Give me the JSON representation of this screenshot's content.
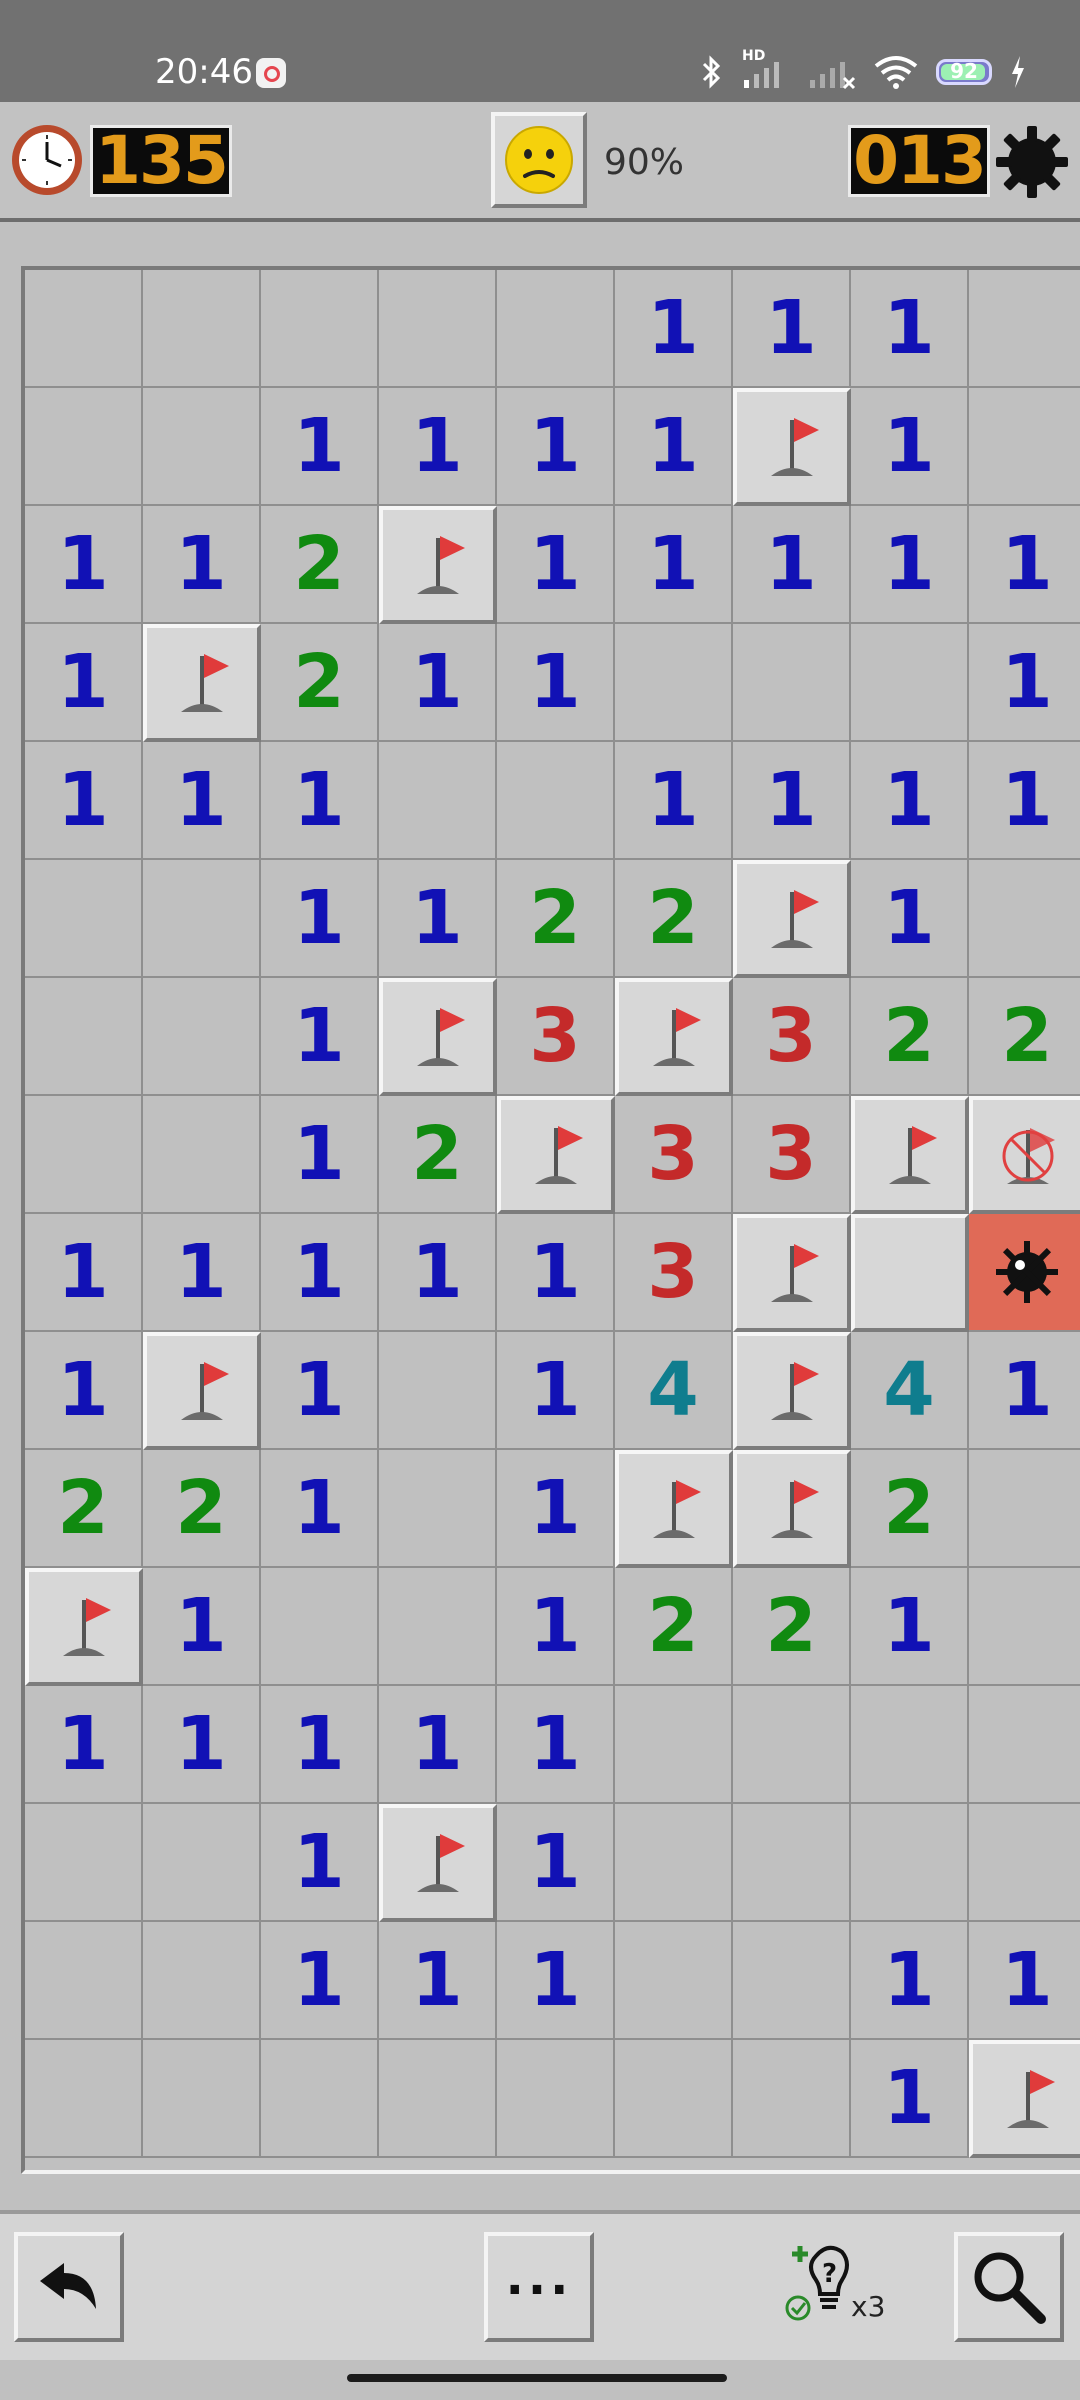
{
  "status_bar": {
    "time": "20:46",
    "network_label": "HD",
    "battery": "92"
  },
  "header": {
    "timer": "135",
    "progress": "90%",
    "mines_left": "013",
    "face": "worried-face-icon"
  },
  "board": {
    "cols": 9,
    "visible_rows": 16,
    "rows": [
      [
        "",
        "",
        "",
        "",
        "",
        "1",
        "1",
        "1",
        ""
      ],
      [
        "",
        "",
        "1",
        "1",
        "1",
        "1",
        "F",
        "1",
        ""
      ],
      [
        "1",
        "1",
        "2",
        "F",
        "1",
        "1",
        "1",
        "1",
        "1"
      ],
      [
        "1",
        "F",
        "2",
        "1",
        "1",
        "",
        "",
        "",
        "1"
      ],
      [
        "1",
        "1",
        "1",
        "",
        "",
        "1",
        "1",
        "1",
        "1"
      ],
      [
        "",
        "",
        "1",
        "1",
        "2",
        "2",
        "F",
        "1",
        ""
      ],
      [
        "",
        "",
        "1",
        "F",
        "3",
        "F",
        "3",
        "2",
        "2"
      ],
      [
        "",
        "",
        "1",
        "2",
        "F",
        "3",
        "3",
        "F",
        "X"
      ],
      [
        "1",
        "1",
        "1",
        "1",
        "1",
        "3",
        "F",
        "U",
        "M"
      ],
      [
        "1",
        "F",
        "1",
        "",
        "1",
        "4",
        "F",
        "4",
        "1"
      ],
      [
        "2",
        "2",
        "1",
        "",
        "1",
        "F",
        "F",
        "2",
        ""
      ],
      [
        "F",
        "1",
        "",
        "",
        "1",
        "2",
        "2",
        "1",
        ""
      ],
      [
        "1",
        "1",
        "1",
        "1",
        "1",
        "",
        "",
        "",
        ""
      ],
      [
        "",
        "",
        "1",
        "F",
        "1",
        "",
        "",
        "",
        ""
      ],
      [
        "",
        "",
        "1",
        "1",
        "1",
        "",
        "",
        "1",
        "1"
      ],
      [
        "",
        "",
        "",
        "",
        "",
        "",
        "",
        "1",
        "F"
      ]
    ],
    "legend": {
      "F": "flag",
      "X": "wrong-flag",
      "M": "exploded-mine",
      "U": "unrevealed"
    }
  },
  "toolbar": {
    "undo_icon": "undo-arrow-icon",
    "more_label": "...",
    "hint_count": "x3",
    "search_icon": "magnifier-icon"
  }
}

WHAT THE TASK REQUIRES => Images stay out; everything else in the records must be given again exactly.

ANSWER SECTION =>
Give me the JSON representation of this screenshot's content.
{
  "status_bar": {
    "time": "20:46",
    "network_label": "HD",
    "battery": "92"
  },
  "header": {
    "timer": "135",
    "progress": "90%",
    "mines_left": "013",
    "face": "worried-face-icon"
  },
  "board": {
    "cols": 9,
    "visible_rows": 16,
    "rows": [
      [
        "",
        "",
        "",
        "",
        "",
        "1",
        "1",
        "1",
        ""
      ],
      [
        "",
        "",
        "1",
        "1",
        "1",
        "1",
        "F",
        "1",
        ""
      ],
      [
        "1",
        "1",
        "2",
        "F",
        "1",
        "1",
        "1",
        "1",
        "1"
      ],
      [
        "1",
        "F",
        "2",
        "1",
        "1",
        "",
        "",
        "",
        "1"
      ],
      [
        "1",
        "1",
        "1",
        "",
        "",
        "1",
        "1",
        "1",
        "1"
      ],
      [
        "",
        "",
        "1",
        "1",
        "2",
        "2",
        "F",
        "1",
        ""
      ],
      [
        "",
        "",
        "1",
        "F",
        "3",
        "F",
        "3",
        "2",
        "2"
      ],
      [
        "",
        "",
        "1",
        "2",
        "F",
        "3",
        "3",
        "F",
        "X"
      ],
      [
        "1",
        "1",
        "1",
        "1",
        "1",
        "3",
        "F",
        "U",
        "M"
      ],
      [
        "1",
        "F",
        "1",
        "",
        "1",
        "4",
        "F",
        "4",
        "1"
      ],
      [
        "2",
        "2",
        "1",
        "",
        "1",
        "F",
        "F",
        "2",
        ""
      ],
      [
        "F",
        "1",
        "",
        "",
        "1",
        "2",
        "2",
        "1",
        ""
      ],
      [
        "1",
        "1",
        "1",
        "1",
        "1",
        "",
        "",
        "",
        ""
      ],
      [
        "",
        "",
        "1",
        "F",
        "1",
        "",
        "",
        "",
        ""
      ],
      [
        "",
        "",
        "1",
        "1",
        "1",
        "",
        "",
        "1",
        "1"
      ],
      [
        "",
        "",
        "",
        "",
        "",
        "",
        "",
        "1",
        "F"
      ]
    ],
    "legend": {
      "F": "flag",
      "X": "wrong-flag",
      "M": "exploded-mine",
      "U": "unrevealed"
    }
  },
  "toolbar": {
    "undo_icon": "undo-arrow-icon",
    "more_label": "...",
    "hint_count": "x3",
    "search_icon": "magnifier-icon"
  }
}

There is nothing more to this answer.